Pop culture obsessives writing for the pop culture obsessed.
We may earn a commission from links on this page.
Pop culture obsessives writing for the pop culture obsessed.

Gerard Way unleashes his Young Animal in this exclusive Doom Patrol preview

We may earn a commission from links on this page.

DC Comics giving musician and writer Gerard Way his own imprint was one of the comics industry’s most surprising announcements this year, and the formation of Young Animal represents an exciting new phase for the publisher. Dedicated to reviving the stranger properties at DC Comics, Young Animal definitely has an early Vertigo influence in its initial lineup, which includes new versions of former Vertigo titles like Doom Patrol and Shade The Changing Man (which is now Shade The Changing Girl). The imprint debuts with the launch of Doom Patrol in September, and The A.V. Club has a first look at art from the new series written by Way with art by Nick Derington and colorist Tamra Bonvillain.

“DC’s Young Animal is first and foremost about the art of making comics: the teams and the collaboration and the desire of creators to do new and experimental things,” says Way. “It is a place for wild ideas, and these ideas become Comics for Dangerous Humans—those who seek an alternative to what is largely happening in mainstream comics and the media. We do this with honor to the past, while facing the future in a fearless way. I hope you check out these books—they are doing something different, they are forming something new. We are extracting the oddballs from the DC Universe and zapping them with invigorating life.”

Doom Patrol is the first oddball to get a Young Animal revamp, and it’s one that Way has a strong personal attachment to. “I grew up reading Grant Morrison’s Doom Patrol and other books that paved the way for the Vertigo imprint,” says Way. “Stories that starred misfit characters from the DC Universe and people living on the fringes of society.” This new series reimagines established Doom Patrol characters like Robotman, Negative Man, Flex Mentallo, and Crazy Jane, but also introduces new figures like Casey Brinke, the EMT featured in these preview pages. Casey is the reader surrogate in Way’s story, and her intersection with the Doom Patrol sends her on a bizarre journey that forces her to come to terms with her own peculiar past.

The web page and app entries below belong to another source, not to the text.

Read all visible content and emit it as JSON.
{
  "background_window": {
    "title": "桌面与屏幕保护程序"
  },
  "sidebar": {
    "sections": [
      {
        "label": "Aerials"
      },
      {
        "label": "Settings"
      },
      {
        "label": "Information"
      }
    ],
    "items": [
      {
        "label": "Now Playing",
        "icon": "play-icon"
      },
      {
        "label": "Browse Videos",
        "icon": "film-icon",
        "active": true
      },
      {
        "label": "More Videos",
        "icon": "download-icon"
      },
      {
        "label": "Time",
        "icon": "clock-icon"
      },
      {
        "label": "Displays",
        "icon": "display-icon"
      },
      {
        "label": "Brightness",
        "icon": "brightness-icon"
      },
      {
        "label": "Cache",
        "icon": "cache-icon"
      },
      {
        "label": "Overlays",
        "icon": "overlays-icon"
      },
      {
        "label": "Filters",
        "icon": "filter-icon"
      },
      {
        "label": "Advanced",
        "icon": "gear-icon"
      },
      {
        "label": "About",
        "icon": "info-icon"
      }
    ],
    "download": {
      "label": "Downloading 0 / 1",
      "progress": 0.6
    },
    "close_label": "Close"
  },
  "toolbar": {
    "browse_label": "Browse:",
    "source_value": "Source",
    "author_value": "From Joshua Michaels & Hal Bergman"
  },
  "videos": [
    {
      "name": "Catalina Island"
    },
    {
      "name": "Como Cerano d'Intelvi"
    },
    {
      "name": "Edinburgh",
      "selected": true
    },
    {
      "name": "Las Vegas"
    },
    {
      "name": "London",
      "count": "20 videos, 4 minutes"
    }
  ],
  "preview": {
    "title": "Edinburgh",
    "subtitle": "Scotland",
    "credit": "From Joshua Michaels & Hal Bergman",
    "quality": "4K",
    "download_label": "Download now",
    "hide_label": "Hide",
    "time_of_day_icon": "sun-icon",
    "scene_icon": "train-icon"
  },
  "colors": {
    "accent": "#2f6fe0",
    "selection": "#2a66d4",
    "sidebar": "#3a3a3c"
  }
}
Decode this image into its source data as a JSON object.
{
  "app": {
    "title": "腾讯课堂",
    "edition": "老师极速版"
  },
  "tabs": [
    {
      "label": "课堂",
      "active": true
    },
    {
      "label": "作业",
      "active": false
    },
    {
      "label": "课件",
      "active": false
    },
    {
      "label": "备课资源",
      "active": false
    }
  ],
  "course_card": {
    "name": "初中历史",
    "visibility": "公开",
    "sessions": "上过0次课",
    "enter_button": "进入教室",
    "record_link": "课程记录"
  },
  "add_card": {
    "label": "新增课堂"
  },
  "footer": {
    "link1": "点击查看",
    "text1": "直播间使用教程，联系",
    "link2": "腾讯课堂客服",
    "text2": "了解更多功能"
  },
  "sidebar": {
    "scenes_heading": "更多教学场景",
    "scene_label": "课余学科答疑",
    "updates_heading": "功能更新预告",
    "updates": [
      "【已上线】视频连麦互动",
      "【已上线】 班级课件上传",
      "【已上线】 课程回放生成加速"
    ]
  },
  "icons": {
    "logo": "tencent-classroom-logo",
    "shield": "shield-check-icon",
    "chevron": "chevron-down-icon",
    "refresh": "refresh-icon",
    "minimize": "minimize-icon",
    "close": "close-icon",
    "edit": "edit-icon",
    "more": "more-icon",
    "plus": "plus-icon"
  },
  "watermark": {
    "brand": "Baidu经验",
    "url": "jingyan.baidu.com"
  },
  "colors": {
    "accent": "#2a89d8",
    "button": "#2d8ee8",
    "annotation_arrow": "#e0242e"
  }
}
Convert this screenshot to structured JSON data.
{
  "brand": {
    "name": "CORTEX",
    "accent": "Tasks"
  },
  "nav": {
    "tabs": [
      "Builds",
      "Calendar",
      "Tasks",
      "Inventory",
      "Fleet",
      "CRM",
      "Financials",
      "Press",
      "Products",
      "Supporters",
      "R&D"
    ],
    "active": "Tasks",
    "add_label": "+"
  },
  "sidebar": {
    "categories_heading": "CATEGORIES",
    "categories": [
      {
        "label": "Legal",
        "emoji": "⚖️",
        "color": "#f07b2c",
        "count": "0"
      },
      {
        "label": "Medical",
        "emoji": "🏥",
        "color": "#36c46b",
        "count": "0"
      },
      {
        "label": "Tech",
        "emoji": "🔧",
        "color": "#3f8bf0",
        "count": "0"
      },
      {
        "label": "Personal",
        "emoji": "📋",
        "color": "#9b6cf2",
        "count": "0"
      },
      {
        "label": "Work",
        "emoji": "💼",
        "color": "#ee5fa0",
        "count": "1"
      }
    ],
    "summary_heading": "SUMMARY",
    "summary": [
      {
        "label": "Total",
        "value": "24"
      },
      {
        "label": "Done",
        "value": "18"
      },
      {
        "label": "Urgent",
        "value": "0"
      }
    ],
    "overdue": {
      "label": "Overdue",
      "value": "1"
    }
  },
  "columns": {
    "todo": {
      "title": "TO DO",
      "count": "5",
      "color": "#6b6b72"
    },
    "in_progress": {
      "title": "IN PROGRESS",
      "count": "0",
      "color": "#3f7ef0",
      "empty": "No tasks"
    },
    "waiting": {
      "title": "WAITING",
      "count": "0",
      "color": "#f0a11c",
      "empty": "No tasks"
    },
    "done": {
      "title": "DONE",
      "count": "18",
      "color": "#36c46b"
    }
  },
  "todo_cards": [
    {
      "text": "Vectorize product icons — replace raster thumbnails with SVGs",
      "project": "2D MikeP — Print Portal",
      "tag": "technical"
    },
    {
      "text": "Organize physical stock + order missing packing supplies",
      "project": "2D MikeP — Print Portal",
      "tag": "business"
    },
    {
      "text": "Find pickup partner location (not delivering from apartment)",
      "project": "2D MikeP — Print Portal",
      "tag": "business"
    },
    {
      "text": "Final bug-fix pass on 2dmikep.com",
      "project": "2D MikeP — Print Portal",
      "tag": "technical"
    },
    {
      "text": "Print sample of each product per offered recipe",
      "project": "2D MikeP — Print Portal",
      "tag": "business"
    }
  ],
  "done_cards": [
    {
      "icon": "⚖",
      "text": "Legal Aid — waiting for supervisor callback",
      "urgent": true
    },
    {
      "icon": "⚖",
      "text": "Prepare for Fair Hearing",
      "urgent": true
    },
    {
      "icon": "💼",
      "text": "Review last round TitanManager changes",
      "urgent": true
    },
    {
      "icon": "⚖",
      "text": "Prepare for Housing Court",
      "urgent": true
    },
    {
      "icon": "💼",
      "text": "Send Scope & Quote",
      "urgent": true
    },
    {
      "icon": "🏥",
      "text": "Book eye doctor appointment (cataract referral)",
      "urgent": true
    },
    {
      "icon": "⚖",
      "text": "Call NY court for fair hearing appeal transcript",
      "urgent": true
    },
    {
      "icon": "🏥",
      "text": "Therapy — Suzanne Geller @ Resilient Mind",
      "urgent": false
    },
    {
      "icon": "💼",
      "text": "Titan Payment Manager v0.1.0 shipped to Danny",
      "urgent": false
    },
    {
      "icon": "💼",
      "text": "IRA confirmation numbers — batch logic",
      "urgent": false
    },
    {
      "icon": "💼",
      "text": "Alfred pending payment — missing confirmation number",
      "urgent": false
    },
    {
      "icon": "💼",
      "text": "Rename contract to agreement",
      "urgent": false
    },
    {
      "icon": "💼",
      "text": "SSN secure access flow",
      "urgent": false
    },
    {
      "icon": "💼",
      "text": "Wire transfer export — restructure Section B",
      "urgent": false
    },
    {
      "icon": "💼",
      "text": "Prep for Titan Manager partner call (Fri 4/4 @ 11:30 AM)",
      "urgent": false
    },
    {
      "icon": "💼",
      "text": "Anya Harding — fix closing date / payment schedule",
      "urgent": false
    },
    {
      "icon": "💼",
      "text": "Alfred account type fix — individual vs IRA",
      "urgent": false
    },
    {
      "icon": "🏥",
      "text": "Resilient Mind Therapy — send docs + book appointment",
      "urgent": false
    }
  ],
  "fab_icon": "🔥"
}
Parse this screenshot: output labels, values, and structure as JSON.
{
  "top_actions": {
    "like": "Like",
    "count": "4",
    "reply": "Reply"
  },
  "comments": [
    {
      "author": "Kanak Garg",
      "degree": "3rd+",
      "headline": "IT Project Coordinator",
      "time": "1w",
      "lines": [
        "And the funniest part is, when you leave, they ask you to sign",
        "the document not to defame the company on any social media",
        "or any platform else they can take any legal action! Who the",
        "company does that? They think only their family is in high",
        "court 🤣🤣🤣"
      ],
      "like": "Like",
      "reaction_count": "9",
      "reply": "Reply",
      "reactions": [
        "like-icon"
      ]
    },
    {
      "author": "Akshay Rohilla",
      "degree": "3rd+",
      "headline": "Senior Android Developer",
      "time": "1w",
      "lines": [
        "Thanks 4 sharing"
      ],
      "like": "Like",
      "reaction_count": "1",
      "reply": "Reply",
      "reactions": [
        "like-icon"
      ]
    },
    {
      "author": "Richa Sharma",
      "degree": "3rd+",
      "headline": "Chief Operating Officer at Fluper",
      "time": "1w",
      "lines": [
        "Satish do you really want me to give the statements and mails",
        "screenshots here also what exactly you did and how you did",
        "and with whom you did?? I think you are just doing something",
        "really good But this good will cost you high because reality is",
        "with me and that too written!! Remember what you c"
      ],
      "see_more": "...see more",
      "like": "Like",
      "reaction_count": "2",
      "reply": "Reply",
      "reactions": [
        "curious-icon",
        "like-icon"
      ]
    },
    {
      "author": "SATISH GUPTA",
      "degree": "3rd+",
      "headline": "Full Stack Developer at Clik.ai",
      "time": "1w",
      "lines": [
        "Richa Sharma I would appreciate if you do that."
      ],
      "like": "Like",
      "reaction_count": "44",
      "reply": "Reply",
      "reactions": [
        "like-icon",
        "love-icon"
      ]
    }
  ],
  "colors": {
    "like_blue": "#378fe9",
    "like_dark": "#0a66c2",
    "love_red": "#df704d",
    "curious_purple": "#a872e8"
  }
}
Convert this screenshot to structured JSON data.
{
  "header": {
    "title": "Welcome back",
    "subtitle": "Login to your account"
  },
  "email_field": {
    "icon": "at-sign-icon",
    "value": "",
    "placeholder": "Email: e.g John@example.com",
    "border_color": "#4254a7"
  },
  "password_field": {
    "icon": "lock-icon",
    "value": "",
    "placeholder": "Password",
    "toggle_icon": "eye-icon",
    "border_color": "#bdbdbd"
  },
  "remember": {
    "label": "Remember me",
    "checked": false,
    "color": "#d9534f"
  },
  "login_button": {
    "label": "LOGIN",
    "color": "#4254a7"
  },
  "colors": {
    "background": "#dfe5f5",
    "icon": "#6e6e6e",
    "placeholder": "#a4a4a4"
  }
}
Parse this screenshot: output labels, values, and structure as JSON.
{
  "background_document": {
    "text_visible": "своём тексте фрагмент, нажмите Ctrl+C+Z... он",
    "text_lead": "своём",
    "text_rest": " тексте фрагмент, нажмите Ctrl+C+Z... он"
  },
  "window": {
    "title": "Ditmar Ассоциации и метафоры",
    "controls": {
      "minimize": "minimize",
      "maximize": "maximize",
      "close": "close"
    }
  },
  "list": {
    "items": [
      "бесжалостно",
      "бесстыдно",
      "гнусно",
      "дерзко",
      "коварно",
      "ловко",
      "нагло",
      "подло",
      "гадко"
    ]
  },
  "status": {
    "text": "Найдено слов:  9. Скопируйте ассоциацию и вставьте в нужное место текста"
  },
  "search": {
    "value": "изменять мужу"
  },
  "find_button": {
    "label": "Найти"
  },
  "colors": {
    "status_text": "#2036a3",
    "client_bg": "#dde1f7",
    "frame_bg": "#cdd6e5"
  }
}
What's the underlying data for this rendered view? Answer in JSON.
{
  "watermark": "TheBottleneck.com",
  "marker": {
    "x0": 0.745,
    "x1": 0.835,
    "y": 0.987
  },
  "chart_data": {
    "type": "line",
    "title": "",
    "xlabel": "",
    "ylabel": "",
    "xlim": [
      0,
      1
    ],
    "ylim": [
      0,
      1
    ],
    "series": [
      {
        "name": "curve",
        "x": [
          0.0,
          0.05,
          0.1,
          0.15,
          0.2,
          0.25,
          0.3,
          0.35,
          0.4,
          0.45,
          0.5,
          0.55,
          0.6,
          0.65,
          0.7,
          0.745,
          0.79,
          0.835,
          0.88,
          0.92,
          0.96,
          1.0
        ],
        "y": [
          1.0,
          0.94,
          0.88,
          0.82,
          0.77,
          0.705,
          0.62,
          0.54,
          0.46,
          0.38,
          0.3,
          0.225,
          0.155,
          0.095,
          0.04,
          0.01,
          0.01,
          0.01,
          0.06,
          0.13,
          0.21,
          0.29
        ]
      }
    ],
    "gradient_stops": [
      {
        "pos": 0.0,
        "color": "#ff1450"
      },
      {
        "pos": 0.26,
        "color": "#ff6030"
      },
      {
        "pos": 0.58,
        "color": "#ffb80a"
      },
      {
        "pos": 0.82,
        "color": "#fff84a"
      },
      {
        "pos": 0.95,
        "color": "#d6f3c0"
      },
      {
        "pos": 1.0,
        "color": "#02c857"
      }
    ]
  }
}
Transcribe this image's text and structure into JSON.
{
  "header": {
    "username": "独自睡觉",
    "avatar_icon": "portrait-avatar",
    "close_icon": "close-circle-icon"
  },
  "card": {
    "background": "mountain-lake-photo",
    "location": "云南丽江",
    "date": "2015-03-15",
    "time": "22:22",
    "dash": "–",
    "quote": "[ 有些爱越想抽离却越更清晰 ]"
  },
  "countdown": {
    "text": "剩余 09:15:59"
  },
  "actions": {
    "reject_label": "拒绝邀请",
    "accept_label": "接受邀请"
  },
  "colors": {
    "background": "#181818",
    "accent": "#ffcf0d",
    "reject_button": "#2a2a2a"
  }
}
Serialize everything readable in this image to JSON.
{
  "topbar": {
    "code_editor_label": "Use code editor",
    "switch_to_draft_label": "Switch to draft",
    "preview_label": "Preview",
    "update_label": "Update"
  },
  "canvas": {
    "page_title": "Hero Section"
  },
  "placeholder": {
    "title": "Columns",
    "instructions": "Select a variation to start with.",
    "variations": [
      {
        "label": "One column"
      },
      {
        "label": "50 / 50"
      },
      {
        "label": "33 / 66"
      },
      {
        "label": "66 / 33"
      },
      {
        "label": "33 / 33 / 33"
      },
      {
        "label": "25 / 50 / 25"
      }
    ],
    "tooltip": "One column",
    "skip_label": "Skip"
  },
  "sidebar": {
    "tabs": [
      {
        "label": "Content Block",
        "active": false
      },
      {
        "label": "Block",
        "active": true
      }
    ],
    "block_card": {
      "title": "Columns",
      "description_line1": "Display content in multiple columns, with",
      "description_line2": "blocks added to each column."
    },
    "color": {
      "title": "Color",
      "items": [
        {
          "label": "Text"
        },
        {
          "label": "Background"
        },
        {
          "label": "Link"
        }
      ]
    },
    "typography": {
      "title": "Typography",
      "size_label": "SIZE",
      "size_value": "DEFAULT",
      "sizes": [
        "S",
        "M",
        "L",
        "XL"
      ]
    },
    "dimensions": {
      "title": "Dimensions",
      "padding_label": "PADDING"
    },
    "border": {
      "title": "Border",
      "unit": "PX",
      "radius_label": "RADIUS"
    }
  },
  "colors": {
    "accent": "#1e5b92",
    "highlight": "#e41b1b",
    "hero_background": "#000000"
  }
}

“Telling great stories via words and pictures is the ultimate form of self-expression,” says Way. “I can’t think of a better place to tell the stories that represent the alternative zeitgeist than DC’s Young Animal.” Readers can tap into the alt-zeitgeist when Doom Patrol #1 debuts on September 14, but in the meanwhile, here is solicitation info and some preview images to whet readers’ appetites, including the cover for the first issue, the cover art for Diamond’s Previews catalog (the first time DC has commissioned new art for Previews), and two pages of interior art. The main cover is actually a sticker that reveals another image when the gyro is lifted, and as silly as the gimmick is, it establishes that Young Animal is taking a different approach to monthly comics.

Written by GERARD WAY
Art and cover by NICK DERINGTON
Variant cover by BRIAN BOLLAND
Variant cover by SANFORD GREENE
Variant cover by JAIME HERNANDEZ
Variant cover by BRIAN CHIPPENDALE
Variant cover by BABS TARR
Retailers: This issue will ship with six covers. Please see the order form for details.
On sale SEPTEMBER 14 • 32 pg, FC, $3.99 US • MATURE READERS

The atoms are buzzing. The daydreams crowd sentient streets, and the creative team has been warned, “Turn back now or suffer the mighty consequence of sheer, psycho-maniacal mayhem.” Generation-arsonists unite—this is DOOM PATROL, and the God of the Super Heroes is bleeding on the floor.

A blenderized reimagining of the ultimate series of the strange, DOOM PATROL combines elements from classic runs, new directions, and things that could not be. Our entry point is Casey Brinke, a young EMT on the graveyard shift to abstract enlightenment, with a past so odd that she’s not entirely sure what is real and what is not. Along with her partner, Sam Reynolds, the pair blaze a path through the city and its denizens, finding the only quiet that exists at 3am is the chaos of the brain. When the pair answer a hit-and-run call, they find themselves face to face with a familiar figure: Cliff Steele, AKA Robotman.

“It gets weirder from here,” writer Gerard Way had to say about the book, with artist Nick Derington gripping tightly on the wheel of the ambulance. The pair’s only communication? Shouting out of the open windows while at high velocity. Who needs a new roommate? Who names a cat “Lotion”? And when do we get to see all those muscles?

Find your answers inside the pages of this comic book, as we set the stage for new beginnings, as well as the re-introduction of some classic DOOM PATROL characters, including Niles Caulder, Negative Man, Flex Mentallo, and Crazy Jane.

The debut title of DC’s Young Animal line kicks off with a removable sticker on its cover: Pull back the gyro to reveal its secrets, but be warned—there is no turning back.